> [Assignment]: Show all lines of the entries in which the word "value" is found.

Collected data entries:
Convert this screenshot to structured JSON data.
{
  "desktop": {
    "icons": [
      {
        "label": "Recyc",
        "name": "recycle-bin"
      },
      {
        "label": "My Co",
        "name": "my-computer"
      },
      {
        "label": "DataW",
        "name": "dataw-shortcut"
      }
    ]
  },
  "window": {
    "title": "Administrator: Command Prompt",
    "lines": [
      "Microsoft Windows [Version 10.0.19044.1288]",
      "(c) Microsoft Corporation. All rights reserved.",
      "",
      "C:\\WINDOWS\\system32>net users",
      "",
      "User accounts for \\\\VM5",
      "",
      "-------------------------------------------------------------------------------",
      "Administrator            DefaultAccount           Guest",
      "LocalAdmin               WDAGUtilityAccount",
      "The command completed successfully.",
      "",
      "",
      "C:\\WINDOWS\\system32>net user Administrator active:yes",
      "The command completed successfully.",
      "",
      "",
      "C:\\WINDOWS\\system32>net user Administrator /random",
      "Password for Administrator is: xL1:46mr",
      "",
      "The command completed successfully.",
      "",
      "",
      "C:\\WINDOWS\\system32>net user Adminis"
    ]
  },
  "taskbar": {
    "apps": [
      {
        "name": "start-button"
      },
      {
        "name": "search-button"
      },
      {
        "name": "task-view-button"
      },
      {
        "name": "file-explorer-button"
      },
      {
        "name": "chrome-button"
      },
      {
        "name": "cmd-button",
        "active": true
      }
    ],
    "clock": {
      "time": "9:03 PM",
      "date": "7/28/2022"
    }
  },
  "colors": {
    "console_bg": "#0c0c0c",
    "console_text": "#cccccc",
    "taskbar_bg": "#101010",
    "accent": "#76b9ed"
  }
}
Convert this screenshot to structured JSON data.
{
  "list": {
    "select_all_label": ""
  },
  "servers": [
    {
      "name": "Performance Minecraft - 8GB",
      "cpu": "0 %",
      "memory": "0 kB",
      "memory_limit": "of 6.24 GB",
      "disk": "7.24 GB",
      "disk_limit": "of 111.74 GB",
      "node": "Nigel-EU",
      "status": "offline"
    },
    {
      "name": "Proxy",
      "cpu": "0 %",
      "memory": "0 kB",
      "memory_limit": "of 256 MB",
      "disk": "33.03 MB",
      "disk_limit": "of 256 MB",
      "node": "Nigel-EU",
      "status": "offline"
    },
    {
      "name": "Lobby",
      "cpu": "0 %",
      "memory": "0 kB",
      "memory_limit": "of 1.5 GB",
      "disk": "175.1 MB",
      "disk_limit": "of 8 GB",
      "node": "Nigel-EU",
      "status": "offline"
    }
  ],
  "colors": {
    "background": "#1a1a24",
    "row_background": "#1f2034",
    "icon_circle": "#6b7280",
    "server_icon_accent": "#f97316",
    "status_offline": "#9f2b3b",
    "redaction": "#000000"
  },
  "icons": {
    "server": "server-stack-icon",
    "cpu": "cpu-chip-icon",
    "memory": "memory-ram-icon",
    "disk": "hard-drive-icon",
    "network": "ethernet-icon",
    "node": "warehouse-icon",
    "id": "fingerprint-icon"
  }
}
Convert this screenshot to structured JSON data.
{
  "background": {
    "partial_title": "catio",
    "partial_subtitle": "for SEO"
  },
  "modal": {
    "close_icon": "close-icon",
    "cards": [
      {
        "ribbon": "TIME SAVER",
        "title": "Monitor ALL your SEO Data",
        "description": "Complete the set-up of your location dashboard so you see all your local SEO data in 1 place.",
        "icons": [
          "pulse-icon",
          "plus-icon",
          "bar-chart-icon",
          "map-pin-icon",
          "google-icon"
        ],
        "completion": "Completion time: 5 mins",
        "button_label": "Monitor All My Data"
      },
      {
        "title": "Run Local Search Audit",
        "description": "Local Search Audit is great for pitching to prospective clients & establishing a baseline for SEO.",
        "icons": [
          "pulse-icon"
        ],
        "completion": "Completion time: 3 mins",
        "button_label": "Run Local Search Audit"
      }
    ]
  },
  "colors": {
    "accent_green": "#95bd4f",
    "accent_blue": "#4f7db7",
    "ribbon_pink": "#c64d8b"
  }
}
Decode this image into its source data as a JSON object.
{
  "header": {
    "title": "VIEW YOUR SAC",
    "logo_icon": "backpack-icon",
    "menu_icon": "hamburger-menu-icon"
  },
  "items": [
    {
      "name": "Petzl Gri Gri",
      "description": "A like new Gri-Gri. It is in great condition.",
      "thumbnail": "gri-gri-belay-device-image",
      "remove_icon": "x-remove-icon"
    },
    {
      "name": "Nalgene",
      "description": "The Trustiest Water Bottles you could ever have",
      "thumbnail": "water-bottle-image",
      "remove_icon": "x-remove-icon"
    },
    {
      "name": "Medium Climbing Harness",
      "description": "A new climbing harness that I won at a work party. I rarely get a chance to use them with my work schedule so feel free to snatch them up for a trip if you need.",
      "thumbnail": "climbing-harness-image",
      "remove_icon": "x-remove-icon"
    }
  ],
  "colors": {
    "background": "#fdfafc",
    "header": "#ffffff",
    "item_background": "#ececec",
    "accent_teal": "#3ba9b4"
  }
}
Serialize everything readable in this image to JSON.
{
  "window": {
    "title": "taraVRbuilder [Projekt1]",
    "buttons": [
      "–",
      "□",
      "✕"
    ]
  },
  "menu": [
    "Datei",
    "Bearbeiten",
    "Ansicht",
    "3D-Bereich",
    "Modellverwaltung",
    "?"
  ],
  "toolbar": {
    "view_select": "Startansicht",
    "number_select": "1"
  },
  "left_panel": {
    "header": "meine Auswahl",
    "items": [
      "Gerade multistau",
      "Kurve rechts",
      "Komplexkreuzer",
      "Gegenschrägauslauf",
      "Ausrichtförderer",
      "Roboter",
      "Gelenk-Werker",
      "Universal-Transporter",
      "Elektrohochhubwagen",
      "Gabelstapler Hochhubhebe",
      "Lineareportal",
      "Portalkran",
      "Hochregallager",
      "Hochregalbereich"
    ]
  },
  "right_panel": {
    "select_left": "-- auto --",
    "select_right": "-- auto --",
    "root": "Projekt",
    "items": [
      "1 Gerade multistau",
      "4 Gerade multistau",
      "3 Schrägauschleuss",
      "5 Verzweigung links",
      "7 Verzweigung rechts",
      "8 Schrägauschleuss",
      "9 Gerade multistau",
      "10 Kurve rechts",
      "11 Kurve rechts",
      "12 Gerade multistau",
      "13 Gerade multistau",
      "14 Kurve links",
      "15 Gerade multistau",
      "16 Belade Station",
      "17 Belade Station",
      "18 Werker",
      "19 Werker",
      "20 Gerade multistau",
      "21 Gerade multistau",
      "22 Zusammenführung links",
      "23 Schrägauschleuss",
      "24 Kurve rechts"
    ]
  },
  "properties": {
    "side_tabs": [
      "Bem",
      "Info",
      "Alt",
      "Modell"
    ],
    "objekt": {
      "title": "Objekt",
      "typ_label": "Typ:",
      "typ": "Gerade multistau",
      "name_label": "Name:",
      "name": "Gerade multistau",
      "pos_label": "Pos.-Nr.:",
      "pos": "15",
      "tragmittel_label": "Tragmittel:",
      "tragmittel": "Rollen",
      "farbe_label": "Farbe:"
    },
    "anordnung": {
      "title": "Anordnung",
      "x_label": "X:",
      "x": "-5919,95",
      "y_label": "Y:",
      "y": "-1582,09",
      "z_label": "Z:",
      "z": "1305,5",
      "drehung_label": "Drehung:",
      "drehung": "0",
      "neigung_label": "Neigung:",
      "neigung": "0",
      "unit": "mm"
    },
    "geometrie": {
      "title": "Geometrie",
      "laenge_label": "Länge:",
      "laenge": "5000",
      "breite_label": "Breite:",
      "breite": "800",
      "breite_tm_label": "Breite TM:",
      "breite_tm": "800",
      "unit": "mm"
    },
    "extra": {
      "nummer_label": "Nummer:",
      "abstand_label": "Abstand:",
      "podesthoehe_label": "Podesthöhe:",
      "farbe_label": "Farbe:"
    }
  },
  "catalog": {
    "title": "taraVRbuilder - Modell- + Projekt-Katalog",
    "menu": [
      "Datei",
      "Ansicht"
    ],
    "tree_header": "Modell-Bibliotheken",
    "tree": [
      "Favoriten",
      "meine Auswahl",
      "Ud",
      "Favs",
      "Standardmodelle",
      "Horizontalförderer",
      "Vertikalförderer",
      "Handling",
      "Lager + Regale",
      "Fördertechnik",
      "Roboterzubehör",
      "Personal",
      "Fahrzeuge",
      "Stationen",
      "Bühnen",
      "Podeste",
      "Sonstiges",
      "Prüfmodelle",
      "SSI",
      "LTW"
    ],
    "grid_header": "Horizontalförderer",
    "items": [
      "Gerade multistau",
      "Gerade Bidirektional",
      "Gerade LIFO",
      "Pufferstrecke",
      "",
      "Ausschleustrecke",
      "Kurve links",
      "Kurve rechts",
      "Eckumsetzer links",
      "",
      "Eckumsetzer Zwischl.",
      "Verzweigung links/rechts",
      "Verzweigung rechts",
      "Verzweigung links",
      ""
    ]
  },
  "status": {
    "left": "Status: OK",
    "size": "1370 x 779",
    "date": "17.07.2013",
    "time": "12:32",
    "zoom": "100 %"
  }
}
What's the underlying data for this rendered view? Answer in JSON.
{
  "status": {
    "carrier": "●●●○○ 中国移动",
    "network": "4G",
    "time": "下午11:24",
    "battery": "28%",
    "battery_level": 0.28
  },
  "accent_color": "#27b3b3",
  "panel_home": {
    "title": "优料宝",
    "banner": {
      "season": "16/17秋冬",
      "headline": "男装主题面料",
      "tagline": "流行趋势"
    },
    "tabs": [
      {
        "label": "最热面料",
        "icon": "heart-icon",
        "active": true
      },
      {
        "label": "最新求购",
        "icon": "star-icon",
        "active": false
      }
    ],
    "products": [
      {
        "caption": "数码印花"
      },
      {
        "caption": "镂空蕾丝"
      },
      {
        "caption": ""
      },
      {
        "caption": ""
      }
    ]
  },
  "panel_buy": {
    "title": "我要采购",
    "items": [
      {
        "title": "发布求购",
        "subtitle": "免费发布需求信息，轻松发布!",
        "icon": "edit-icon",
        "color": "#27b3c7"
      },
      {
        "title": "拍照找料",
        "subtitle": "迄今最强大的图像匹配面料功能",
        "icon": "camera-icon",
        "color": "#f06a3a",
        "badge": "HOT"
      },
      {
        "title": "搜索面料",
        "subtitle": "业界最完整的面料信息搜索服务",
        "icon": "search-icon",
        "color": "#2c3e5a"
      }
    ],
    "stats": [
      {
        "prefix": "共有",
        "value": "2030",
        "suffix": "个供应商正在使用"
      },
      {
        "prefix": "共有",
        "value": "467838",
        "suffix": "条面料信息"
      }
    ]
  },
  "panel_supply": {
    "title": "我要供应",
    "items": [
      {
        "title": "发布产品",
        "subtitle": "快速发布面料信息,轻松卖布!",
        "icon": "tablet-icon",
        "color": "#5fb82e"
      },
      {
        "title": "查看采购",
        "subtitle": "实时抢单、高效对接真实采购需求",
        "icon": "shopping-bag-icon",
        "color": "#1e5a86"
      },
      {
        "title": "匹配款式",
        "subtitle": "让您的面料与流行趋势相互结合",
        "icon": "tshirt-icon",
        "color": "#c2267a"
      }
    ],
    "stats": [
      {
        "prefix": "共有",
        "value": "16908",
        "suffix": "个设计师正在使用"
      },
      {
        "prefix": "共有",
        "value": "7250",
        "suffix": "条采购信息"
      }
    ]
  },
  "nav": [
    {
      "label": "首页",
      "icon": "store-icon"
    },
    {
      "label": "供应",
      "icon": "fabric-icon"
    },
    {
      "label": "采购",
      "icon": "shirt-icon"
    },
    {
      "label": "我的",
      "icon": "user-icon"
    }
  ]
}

> [Expected answer]:
        "value": "2030",
        "value": "467838",
        "value": "16908",
        "value": "7250",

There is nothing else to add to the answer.